(The task): Within the records that follow, find every line containing the string "value". Copy those lines.

Dataset rows for apps and sites:
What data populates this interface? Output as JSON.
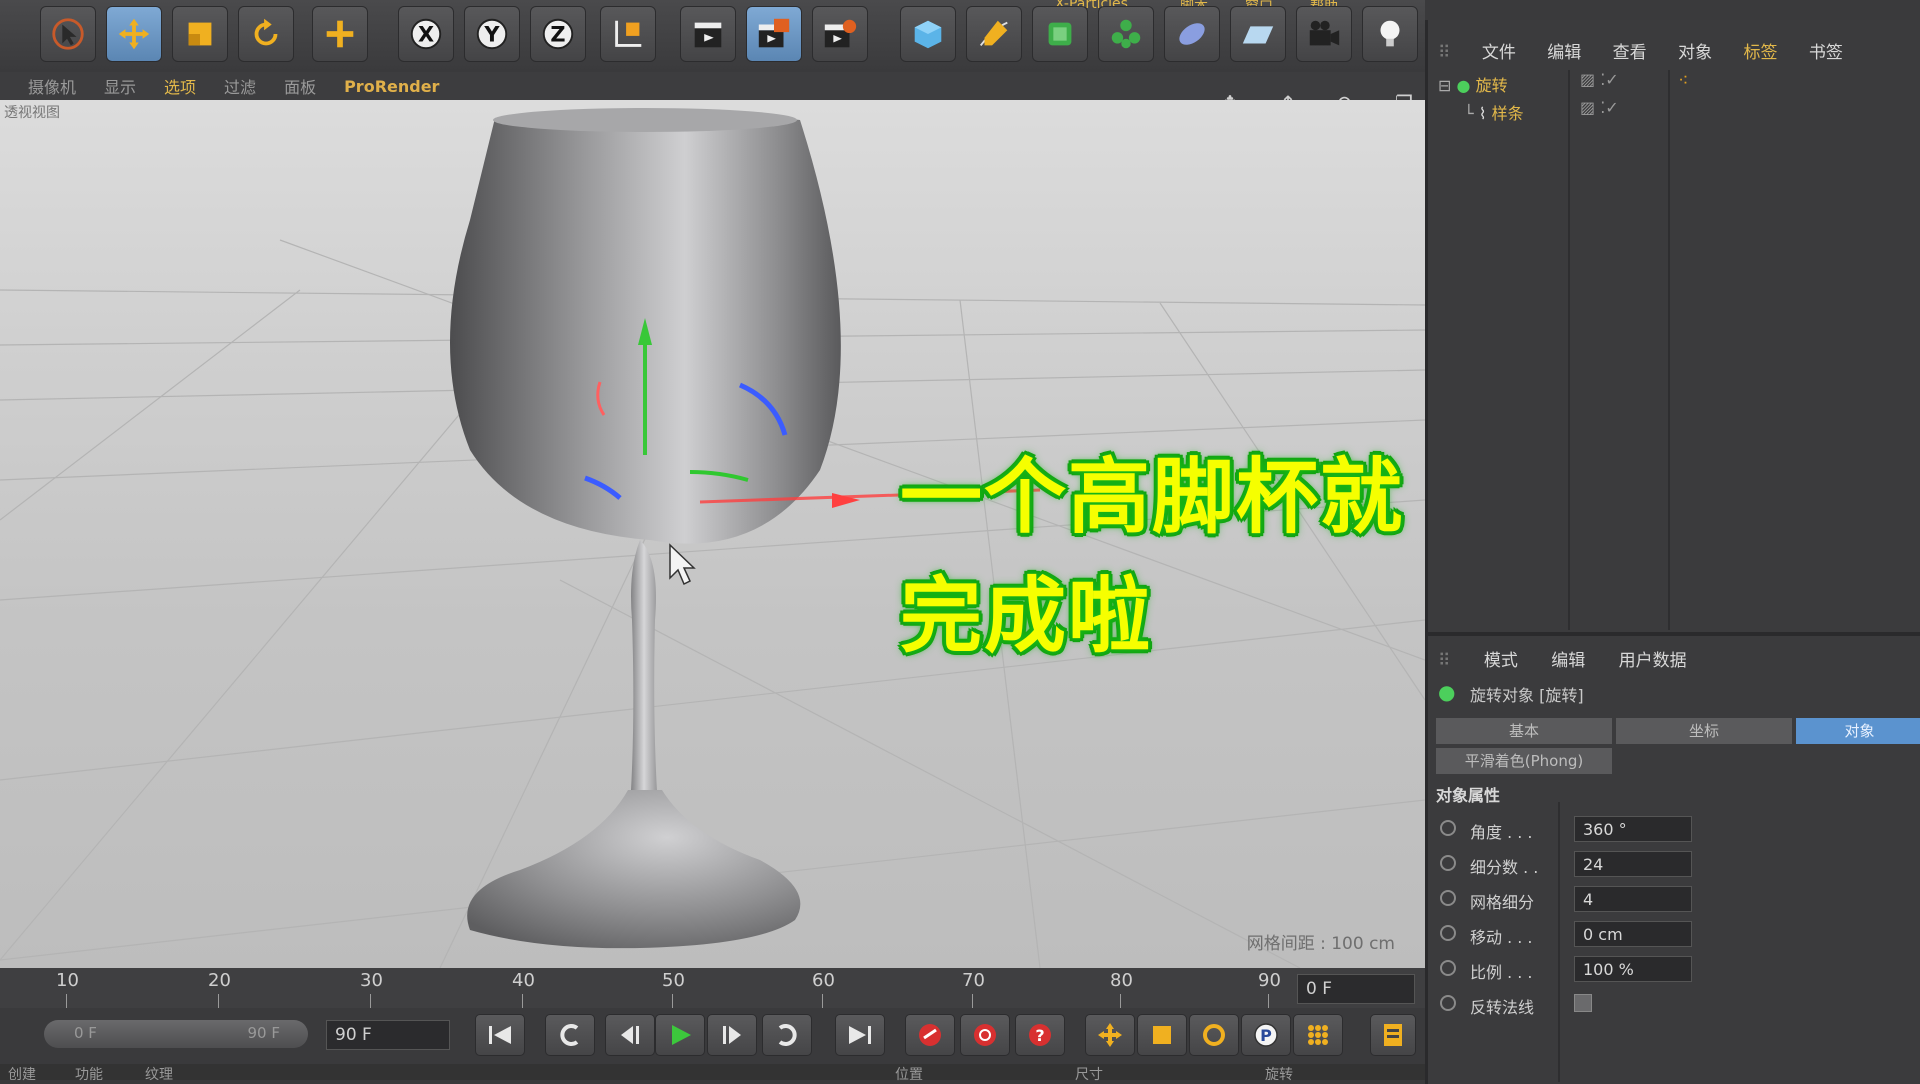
{
  "top_menu": [
    "X-Particles",
    "脚本",
    "窗口",
    "帮助"
  ],
  "viewport_menu": [
    "摄像机",
    "显示",
    "选项",
    "过滤",
    "面板",
    "ProRender"
  ],
  "viewport_label": "透视视图",
  "grid_spacing": "网格间距 : 100 cm",
  "caption": "一个高脚杯就完成啦",
  "timeline": {
    "ticks": [
      "10",
      "20",
      "30",
      "40",
      "50",
      "60",
      "70",
      "80",
      "90"
    ],
    "current_frame": "0 F"
  },
  "transport": {
    "range_start": "0 F",
    "range_end": "90 F",
    "end_field": "90 F"
  },
  "bottom_tabs": [
    "创建",
    "功能",
    "纹理",
    "位置",
    "尺寸",
    "旋转"
  ],
  "object_manager": {
    "menu": [
      "文件",
      "编辑",
      "查看",
      "对象",
      "标签",
      "书签"
    ],
    "objects": [
      {
        "name": "旋转"
      },
      {
        "name": "样条"
      }
    ]
  },
  "attribute_manager": {
    "menu": [
      "模式",
      "编辑",
      "用户数据"
    ],
    "title": "旋转对象 [旋转]",
    "tabs": [
      "基本",
      "坐标",
      "对象",
      "平滑着色(Phong)"
    ],
    "active_tab": "对象",
    "section": "对象属性",
    "properties": [
      {
        "label": "角度 . . .",
        "value": "360 °"
      },
      {
        "label": "细分数 . .",
        "value": "24"
      },
      {
        "label": "网格细分",
        "value": "4"
      },
      {
        "label": "移动 . . .",
        "value": "0 cm"
      },
      {
        "label": "比例 . . .",
        "value": "100 %"
      },
      {
        "label": "反转法线",
        "value": ""
      }
    ]
  },
  "colors": {
    "accent": "#e2b84a",
    "active_tab": "#5b93cf",
    "caption_text": "#f6ff00",
    "caption_outline": "#12a012"
  }
}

(Answer box):
        "value": "360 °"
        "value": "24"
        "value": "4"
        "value": "0 cm"
        "value": "100 %"
        "value": ""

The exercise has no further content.